The waves on the English Channel were buffeting the ferryboat that my family was in to cross over to France. As the boat plunged up and down violently, nearly everyone on board seemed afraid. Even the staff looked worried, explaining to us that they had never seen such tumultuous water during a channel crossing. Soon the fear was heightened by an acute feeling of seasickness.
Normally I am a praying person, but as the panic heightened I was having trouble just keeping calm. Initially, I was simply focusing on myself and willing myself not to be ill. Then I lifted my head and glanced around at my family. While most of us were hunched over and looking a little green, my sister-in-law had the most peaceful look on her face, as if she were just enjoying the ride. I marveled at her calm, but it also made me aware that this ride could definitely go a different way.

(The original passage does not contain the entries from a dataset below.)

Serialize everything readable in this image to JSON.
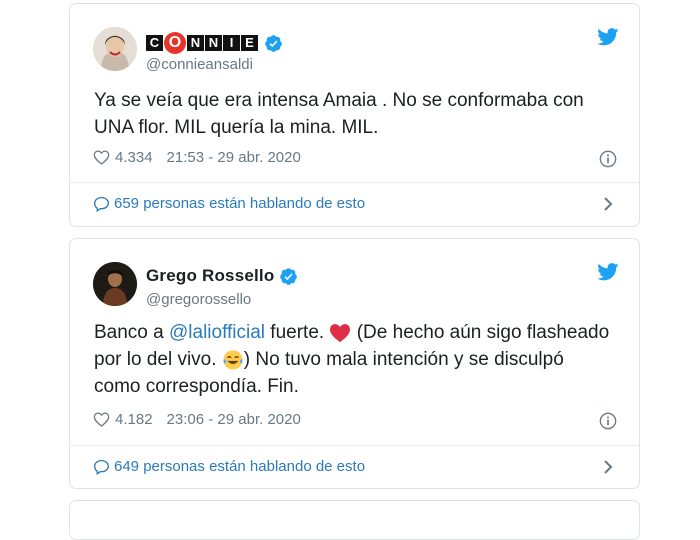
{
  "tweets": [
    {
      "name_letters": [
        "C",
        "O",
        "N",
        "N",
        "I",
        "E"
      ],
      "handle": "@connieansaldi",
      "text": "Ya se veía que era intensa Amaia . No se conformaba con UNA flor. MIL quería la mina. MIL.",
      "likes": "4.334",
      "datetime": "21:53 - 29 abr. 2020",
      "conversation": "659 personas están hablando de esto"
    },
    {
      "name": "Grego Rossello",
      "handle": "@gregorossello",
      "text_before": "Banco a ",
      "mention": "@laliofficial",
      "text_mid": " fuerte. ",
      "text_after_heart": " (De hecho aún sigo flasheado por lo del vivo. ",
      "text_end": ") No tuvo mala intención y se disculpó como correspondía. Fin.",
      "likes": "4.182",
      "datetime": "23:06 - 29 abr. 2020",
      "conversation": "649 personas están hablando de esto"
    }
  ],
  "colors": {
    "accent": "#1da1f2",
    "link": "#2b7bb9",
    "muted": "#697882",
    "heart": "#e0245e"
  },
  "icons": [
    "twitter-bird-icon",
    "verified-badge-icon",
    "heart-icon",
    "info-icon",
    "speech-bubble-icon",
    "chevron-right-icon",
    "red-heart-emoji",
    "tears-of-joy-emoji"
  ]
}
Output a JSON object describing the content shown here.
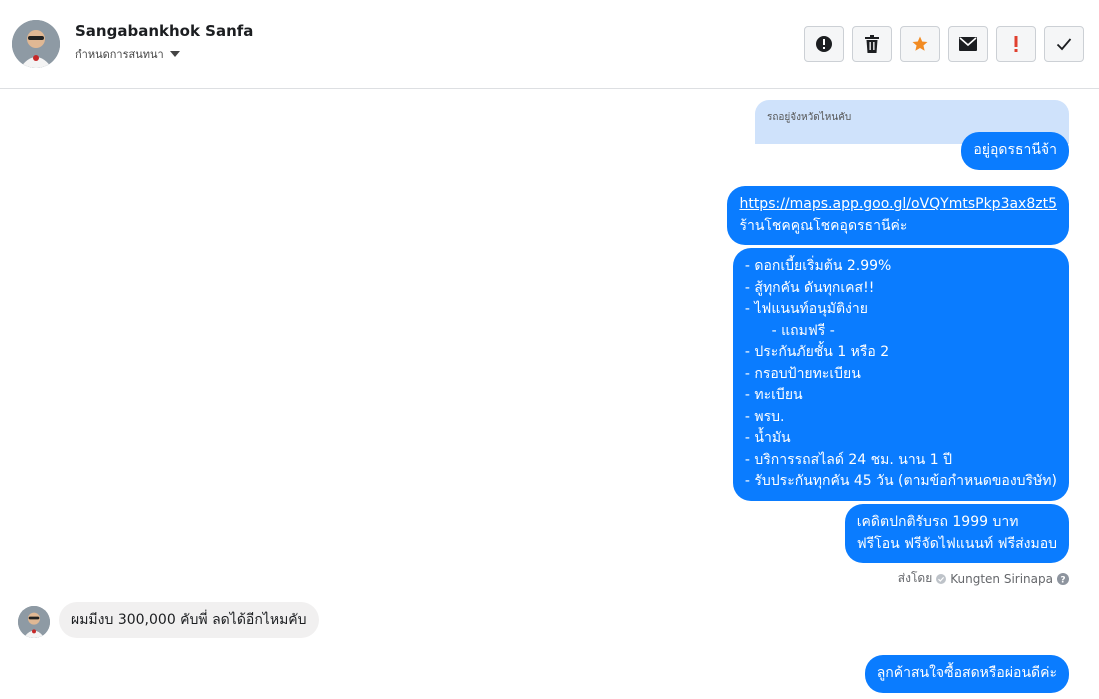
{
  "contact": {
    "name": "Sangabankhok Sanfa",
    "conversation_settings_label": "กำหนดการสนทนา"
  },
  "toolbar": {
    "icons": [
      "alert-circle-icon",
      "trash-icon",
      "star-icon",
      "envelope-icon",
      "exclamation-icon",
      "check-icon"
    ],
    "star_color": "#f28b22",
    "exclamation_color": "#e0402f"
  },
  "messages": {
    "quoted_text": "รถอยู่จังหวัดไหนคับ",
    "reply_location": "อยู่อุดรธานีจ้า",
    "map_link": "https://maps.app.goo.gl/oVQYmtsPkp3ax8zt5",
    "shop_name": "ร้านโชคคูณโชคอุดรธานีค่ะ",
    "promo_lines": [
      "- ดอกเบี้ยเริ่มต้น 2.99%",
      "- สู้ทุกคัน ดันทุกเคส!!",
      "- ไฟแนนท์อนุมัติง่าย",
      "      - แถมฟรี -",
      "- ประกันภัยชั้น 1 หรือ 2",
      "- กรอบป้ายทะเบียน",
      "- ทะเบียน",
      "- พรบ.",
      "- น้ำมัน",
      "- บริการรถสไลด์ 24 ชม. นาน 1 ปี",
      "- รับประกันทุกคัน 45 วัน (ตามข้อกำหนดของบริษัท)"
    ],
    "credit_lines": [
      "เคดิตปกติรับรถ 1999 บาท",
      "ฟรีโอน ฟรีจัดไฟแนนท์ ฟรีส่งมอบ"
    ],
    "sent_by_prefix": "ส่งโดย",
    "sent_by_name": "Kungten Sirinapa",
    "incoming_message": "ผมมีงบ 300,000 คับพี่ ลดได้อีกไหมคับ",
    "last_outgoing": "ลูกค้าสนใจซื้อสดหรือผ่อนดีค่ะ"
  },
  "colors": {
    "outgoing_bubble": "#0a7cff",
    "incoming_bubble": "#f1f0f0",
    "quote_bubble": "#cfe2fb"
  }
}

I thought of a Bible story related in the Gospel of Mark (see 4:36-41). As the story goes, Jesus and his disciples were in a ship when a great wind began whipping up the waves, filling their boat with water. His disciples were afraid. There seemed to be no other possibility than that the boat would sink. However, when they turned to Jesus, they found him sleeping peacefully, apparently unconcerned.
Without a word to them, Jesus stood up and commanded the sea, “Peace, be still.” Instantly the situation shifted; the waves and wind ceased. He asked his disciples, “Why are ye so fearful?”
To me, “peace, be still” seems a command to the disciples as much as to the storm, an encouragement to be calm and at peace. One of the many lessons Jesus had taught the disciples during his ministry was that God’s love for everyone was so great that God would never leave, would always care for them. The love of our heavenly Father is all-powerful and ever present. “Nothing shall by any means hurt you,” Jesus explained at one point (Luke 10:19).
Even when a situation seems hopeless, God – the only legitimate power – is at the helm, guiding us and holding all of us, His spiritual sons and daughters, safe at every moment.
Mary Baker Eddy, a Christian theologian and founder of The Christian Science Monitor, wrote in her collection “Miscellaneous Writings 1883-1896” what it is to be sure of God’s care. In a comforting article called “Angels,” she describes how angels aren’t beings with fluttering wings, but spiritual ideas sent from God that inspire and lift our thinking (see pp. 306-307).
These divine ideas reassure us of God’s care and inspire healing and solutions. As Mrs. Eddy notes, “... divine Love is an ever-present help; and if you wait, never doubting, you will have all you need every moment.” The article closes by explaining what an understanding of the ever-presence of God, infinite Love itself, offers us: “This sweet assurance is the ‘Peace, be still’ to all human fears, to suffering of every sort.”
Seeing how calm my sister-in-law was, coupled with the inspiration that was coming to me, made me realize that the way I was thinking about the situation – feeling helpless and vulnerable – was at the root of my great distress. But I’d experienced before how that idea of God, divine Love, as an “ever-present help” in any storm or trial can remove fear and bring calm and poise to our response to a situation.
While the waves did not subside, I gradually began to feel a sense of peace. It wasn’t a willful thing, but stemmed from a growing sense of God’s presence, a conviction of God’s care that lifted my spirits. I even started humming some favorite hymns from the “Christian Science Hymnal.”
The boat ride ended safely and uneventfully, with no one in our family getting sick. Later my brother told me that he was sure it was listening to the hymns I was humming that kept him from getting sick.
We can be confident, even when we feel overwhelmed by waves of fear, that we are safe in God’s powerful care. Willingness to let God’s spiritual ideas into our thought, assuring us of His protection, brings more peace and evidence of that protection. We may even find that our peaceful poise in the midst of the storm helps calm someone else’s fear, too.